 Latiff, Robert H. Future War: Preparing for the New Global Battlefield. (New York, NY: Alfred A. Knopf, 2017), 6.
 Ibid 145.
 Ibid 5.
 Ibid 4.
 Wright, Austin. “How Barbara Lee Became and Army of One.” Politico Magazine, July 30, 2017. Accessed April 1, 2019. https://www.politico.com/magazine/story/2017/07/30/how-barbara-lee-became-an-army-of-one-215434.
 Mattis, Jim. “Using Military Force Against ISIS.” Defining Ideas, March 4, 2015. Accessed April 1, 2019, https://www.hoover.org/research/using-military-force-against-isis.
 Ibid 138.
 Ibid 133.
 Klay, Phil. “The Warrior at the Mall”. The New York Times, April 14, 2018. Accessed February 12, 2019. https://www.nytimes.com/2018/04/14/opinion/sunday/the-warrior-at-the-mall.html.
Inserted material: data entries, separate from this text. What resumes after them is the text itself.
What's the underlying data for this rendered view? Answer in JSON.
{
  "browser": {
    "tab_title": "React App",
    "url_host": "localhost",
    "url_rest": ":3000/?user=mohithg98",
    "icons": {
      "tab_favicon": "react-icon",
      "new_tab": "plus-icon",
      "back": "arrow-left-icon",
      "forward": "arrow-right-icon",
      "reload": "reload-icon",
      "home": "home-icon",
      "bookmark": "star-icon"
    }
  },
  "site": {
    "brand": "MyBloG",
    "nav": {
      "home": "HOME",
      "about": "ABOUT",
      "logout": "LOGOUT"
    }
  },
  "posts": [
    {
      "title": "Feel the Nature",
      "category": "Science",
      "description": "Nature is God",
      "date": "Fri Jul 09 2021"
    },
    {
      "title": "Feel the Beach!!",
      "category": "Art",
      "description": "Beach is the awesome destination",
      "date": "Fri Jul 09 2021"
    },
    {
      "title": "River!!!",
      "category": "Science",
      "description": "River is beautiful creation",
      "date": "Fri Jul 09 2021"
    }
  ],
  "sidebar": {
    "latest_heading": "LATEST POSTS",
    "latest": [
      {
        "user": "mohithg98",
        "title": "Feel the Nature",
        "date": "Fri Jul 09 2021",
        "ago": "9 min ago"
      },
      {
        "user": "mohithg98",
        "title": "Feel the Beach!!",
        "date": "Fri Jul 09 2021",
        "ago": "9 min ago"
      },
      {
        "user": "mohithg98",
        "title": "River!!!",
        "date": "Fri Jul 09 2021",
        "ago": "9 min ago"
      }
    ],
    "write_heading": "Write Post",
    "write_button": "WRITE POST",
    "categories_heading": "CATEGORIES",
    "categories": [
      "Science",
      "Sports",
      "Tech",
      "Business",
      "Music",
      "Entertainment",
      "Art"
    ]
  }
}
 In Senate hearings on 10 April, 2018, and 11 December, 2018.